In November 2014, RGL Reservoir Management introduced the proSLOT coated slotted liner (CSL) for harsh conditions, such as corrosive hydrogen sulfide (sour gas/H2S) and carbon dioxide (CO2), and temperatures up to 275°C (527°F), that commonly occur when injecting steam, heat and water in SAGD wells. The proSLOT properties are being further developed to withstand downhole temperatures up to 330°C (626°F), as is common in CSS applications.
The coating is metal-bonded to the pipe itself to prevent corrosion, abrasion, scale and clay build-up and the potential for erosion from the steam breakthrough and can be applied in various thicknesses. The CSL is in field tests with multiple operators in Alberta and is expected to be fully commercialized in 2016. The company is also working on developing slotted liners and other downhole tools for extreme temperature conditions as high 750° (1,382°F).
Wrapped punch slot screen
An alternative to slotted liners in Canada’s oil sands and heavy-oil reservoirs are wire-wrapped sand control screens, developed in the 1970s, which separate the filtration medium and the body of the screen itself, according to Transmer Energy’s Mr Zhang. “The base pipe of the wire wrapped screen is designed with evenly distributed holes to improve performance under stress. The wire of the screen in the filtration medium is made of stainless steel, which improves resistance to corrosion. The mechanism provides reliable, stable sand control for eight to 10 years.” The cross-section of the wire is trapezoidal, with gaps between wires narrow at the screen surface and wider at the interior for a greater flow area, he continued. The screen is also self-cleaning to prevent plugging.
In late 2014, Transmer introduced the wrapped punch slot (WPS) screen structure, consisting of a perforated base pipe and a stainless steel filtration jacket with a wrapped punch slot jacket and backup ring. The filtration jacket with the punched slot is welded onto the base pipe through the support ring, creating a barrier for formation sand encroachment, while enabling the fluid to flow into the screen through the spaces between the punched slots.
The WPS screen, which has been installed on two pilot SAGD oil sands wells for Canadian Natural Resources in Alberta, combines the advantages of slotted liners and wire wrapped screens, Mr Zhang noted. “Like the wire wrapped screen, the WPS structure separates the filtration medium from the screen body. The use of stainless steel also provides good anti-corrosion capability.” The slot width ranges from 0.20 to 1 mm, matching formation sand in various particle sizes. The integral strength of the base pipe is 2-3% less than that of standard casing or tubing to withstand formation collapse or deformation.
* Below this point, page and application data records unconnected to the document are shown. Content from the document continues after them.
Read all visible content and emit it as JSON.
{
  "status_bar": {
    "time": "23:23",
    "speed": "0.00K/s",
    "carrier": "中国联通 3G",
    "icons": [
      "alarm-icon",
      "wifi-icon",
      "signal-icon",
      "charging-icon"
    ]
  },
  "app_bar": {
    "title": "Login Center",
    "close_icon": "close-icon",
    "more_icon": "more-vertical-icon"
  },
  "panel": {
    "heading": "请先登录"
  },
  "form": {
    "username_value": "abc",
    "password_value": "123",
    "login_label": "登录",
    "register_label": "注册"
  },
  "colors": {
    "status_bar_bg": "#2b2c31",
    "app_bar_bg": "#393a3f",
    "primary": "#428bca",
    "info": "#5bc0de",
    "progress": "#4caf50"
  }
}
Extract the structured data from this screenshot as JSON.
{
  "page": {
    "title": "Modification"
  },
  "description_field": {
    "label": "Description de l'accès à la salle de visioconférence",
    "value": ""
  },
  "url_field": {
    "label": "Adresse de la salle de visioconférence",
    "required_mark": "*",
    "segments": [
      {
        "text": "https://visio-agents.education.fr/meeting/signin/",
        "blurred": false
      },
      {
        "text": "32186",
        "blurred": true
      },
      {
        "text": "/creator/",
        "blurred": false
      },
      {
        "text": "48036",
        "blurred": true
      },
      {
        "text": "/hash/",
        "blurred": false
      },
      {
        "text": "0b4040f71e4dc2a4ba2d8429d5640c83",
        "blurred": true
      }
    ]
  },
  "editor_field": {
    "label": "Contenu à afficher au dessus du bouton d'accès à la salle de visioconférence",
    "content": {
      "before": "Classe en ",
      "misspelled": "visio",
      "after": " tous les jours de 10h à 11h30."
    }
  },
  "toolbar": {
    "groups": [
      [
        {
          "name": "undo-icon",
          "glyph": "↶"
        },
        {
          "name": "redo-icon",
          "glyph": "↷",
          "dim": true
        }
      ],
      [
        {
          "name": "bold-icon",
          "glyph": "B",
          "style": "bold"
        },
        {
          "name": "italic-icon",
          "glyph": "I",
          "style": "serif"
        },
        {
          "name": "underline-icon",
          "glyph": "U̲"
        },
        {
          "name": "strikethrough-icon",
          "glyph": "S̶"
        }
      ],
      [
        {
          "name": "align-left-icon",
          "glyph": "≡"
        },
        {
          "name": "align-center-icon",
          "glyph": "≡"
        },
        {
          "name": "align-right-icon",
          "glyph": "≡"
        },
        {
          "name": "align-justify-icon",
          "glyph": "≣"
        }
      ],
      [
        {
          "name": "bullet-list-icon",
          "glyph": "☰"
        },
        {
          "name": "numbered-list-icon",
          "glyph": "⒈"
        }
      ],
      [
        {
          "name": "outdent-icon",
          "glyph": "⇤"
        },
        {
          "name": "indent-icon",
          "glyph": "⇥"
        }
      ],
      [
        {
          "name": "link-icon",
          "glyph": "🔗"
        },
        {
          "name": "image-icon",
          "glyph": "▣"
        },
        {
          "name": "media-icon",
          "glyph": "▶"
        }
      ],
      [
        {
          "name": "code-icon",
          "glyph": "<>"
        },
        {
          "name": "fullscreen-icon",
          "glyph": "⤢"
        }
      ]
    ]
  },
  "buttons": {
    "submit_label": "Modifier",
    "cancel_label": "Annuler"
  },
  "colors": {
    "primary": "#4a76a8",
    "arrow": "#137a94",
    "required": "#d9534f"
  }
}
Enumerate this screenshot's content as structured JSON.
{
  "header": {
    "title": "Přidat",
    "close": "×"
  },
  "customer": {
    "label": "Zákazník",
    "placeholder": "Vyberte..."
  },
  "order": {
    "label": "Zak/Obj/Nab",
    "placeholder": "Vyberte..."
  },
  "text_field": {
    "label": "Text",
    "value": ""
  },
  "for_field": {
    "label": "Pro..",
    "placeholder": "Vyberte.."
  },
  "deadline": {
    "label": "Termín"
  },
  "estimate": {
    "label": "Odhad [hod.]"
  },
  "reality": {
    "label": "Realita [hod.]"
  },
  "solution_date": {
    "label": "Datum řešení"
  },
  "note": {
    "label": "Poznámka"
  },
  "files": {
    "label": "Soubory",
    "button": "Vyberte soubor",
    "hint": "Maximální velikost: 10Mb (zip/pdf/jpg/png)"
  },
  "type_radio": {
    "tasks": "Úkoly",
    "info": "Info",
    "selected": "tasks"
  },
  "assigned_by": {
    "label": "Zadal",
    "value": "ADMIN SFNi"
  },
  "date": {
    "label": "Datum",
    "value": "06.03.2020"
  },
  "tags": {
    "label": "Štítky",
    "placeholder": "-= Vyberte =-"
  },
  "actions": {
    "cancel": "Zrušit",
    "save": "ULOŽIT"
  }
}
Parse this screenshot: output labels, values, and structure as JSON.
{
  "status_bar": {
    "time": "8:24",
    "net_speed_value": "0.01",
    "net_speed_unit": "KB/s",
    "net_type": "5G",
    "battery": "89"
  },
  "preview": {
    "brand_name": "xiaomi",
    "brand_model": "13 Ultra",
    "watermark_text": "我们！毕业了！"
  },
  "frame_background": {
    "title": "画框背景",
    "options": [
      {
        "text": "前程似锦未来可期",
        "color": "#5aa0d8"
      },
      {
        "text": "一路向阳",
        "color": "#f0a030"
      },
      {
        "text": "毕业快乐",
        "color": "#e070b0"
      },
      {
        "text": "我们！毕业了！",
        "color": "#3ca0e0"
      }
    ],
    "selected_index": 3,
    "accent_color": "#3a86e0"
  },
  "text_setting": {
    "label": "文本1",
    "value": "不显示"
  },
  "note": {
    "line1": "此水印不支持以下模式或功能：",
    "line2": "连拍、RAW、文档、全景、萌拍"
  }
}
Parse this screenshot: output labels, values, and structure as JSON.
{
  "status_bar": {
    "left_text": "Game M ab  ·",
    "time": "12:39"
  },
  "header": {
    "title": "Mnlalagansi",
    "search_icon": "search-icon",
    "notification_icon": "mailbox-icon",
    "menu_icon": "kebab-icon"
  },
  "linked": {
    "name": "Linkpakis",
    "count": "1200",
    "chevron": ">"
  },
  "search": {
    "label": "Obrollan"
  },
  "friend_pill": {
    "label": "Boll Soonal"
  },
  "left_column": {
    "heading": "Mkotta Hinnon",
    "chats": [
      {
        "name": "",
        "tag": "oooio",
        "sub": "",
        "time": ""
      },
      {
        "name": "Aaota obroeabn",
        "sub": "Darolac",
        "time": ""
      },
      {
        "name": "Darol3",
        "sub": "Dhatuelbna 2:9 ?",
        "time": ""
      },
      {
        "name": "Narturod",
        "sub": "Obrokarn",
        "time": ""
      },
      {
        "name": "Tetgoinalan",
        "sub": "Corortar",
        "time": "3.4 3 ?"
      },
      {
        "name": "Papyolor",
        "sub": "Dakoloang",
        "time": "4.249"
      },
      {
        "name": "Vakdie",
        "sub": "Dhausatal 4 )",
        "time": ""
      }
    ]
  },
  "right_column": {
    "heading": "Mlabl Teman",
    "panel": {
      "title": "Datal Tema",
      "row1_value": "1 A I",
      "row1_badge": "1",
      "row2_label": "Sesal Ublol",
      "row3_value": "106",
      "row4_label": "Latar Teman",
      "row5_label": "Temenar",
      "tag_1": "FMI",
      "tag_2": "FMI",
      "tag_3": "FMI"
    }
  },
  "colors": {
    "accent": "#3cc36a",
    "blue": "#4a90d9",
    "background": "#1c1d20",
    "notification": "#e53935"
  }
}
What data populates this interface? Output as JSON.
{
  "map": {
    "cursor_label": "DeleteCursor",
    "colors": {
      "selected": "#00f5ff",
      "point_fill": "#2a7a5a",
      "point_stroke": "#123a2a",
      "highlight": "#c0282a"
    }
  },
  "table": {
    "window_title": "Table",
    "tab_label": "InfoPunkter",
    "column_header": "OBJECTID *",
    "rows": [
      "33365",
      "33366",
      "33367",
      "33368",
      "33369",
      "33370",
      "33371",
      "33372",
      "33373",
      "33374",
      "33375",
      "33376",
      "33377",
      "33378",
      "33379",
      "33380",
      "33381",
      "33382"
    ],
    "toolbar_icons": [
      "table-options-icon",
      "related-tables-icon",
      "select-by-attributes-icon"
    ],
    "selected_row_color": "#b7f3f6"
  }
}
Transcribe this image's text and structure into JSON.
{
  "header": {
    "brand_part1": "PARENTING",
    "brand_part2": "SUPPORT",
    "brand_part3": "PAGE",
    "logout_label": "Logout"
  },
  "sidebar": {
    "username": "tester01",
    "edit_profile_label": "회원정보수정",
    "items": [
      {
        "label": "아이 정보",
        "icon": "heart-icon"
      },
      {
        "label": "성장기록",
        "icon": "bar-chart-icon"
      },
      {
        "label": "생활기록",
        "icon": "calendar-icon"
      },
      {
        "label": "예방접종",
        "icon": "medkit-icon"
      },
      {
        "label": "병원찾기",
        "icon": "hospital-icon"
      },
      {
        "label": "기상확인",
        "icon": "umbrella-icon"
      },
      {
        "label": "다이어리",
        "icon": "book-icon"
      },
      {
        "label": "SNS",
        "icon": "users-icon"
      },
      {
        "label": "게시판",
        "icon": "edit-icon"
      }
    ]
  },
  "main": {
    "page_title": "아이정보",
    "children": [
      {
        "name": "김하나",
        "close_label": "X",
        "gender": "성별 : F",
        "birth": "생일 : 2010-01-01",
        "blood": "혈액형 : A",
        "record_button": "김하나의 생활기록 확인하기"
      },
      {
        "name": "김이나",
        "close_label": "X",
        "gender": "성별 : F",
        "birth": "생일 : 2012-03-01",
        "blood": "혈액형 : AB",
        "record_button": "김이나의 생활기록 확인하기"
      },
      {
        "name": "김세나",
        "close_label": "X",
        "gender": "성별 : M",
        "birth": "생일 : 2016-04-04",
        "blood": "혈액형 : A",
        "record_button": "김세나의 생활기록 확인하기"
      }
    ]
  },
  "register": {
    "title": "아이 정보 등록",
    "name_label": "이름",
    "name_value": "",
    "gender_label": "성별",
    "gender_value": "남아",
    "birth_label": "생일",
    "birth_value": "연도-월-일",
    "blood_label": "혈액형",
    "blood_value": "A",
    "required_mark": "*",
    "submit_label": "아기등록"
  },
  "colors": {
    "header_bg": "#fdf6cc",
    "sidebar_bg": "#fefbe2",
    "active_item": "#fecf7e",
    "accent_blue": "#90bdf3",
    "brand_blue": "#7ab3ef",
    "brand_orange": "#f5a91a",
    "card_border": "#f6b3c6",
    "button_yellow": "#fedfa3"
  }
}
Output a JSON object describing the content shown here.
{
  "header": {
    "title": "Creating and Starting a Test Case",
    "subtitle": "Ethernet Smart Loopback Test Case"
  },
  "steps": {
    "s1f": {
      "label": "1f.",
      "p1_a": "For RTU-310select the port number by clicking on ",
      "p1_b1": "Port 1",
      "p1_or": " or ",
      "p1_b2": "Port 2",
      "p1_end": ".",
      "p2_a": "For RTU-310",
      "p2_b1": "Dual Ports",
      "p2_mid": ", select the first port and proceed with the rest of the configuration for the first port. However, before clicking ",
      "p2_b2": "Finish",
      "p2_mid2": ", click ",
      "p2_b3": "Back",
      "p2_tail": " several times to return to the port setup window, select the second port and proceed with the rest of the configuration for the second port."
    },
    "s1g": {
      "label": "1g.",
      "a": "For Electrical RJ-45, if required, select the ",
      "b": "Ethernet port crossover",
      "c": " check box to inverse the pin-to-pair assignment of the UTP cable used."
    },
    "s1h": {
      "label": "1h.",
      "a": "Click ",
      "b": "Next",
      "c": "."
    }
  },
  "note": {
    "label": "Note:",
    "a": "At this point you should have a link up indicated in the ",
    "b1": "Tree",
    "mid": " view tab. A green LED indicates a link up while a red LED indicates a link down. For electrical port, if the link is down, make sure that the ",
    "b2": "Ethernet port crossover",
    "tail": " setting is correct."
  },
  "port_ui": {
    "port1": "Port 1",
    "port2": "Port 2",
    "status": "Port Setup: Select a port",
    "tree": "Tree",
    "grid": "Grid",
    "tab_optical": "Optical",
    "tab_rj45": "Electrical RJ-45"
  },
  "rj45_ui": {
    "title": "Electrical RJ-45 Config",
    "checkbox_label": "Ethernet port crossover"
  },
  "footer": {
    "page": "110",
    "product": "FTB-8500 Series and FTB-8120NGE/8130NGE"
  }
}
DC
PetroGuard is a registered mark of Halliburton. ProSLOT is a trademarked term of RGL Reservoir Management. WPS is a trademarked term of Transmer Energy Services.